[[ Data section open ]]

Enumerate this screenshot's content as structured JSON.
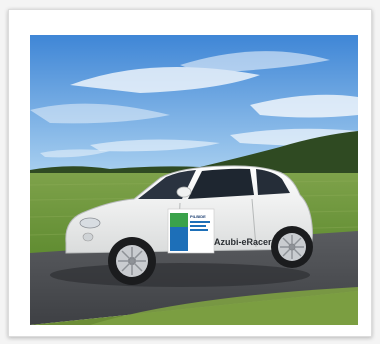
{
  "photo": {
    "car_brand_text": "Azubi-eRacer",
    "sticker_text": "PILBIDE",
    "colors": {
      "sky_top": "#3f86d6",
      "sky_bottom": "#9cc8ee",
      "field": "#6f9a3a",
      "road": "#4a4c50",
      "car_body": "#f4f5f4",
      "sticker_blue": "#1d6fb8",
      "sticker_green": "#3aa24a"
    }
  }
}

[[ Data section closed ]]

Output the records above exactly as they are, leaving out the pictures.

Enumerate this screenshot's content as structured JSON.
{
  "photo": {
    "car_brand_text": "Azubi-eRacer",
    "sticker_text": "PILBIDE",
    "colors": {
      "sky_top": "#3f86d6",
      "sky_bottom": "#9cc8ee",
      "field": "#6f9a3a",
      "road": "#4a4c50",
      "car_body": "#f4f5f4",
      "sticker_blue": "#1d6fb8",
      "sticker_green": "#3aa24a"
    }
  }
}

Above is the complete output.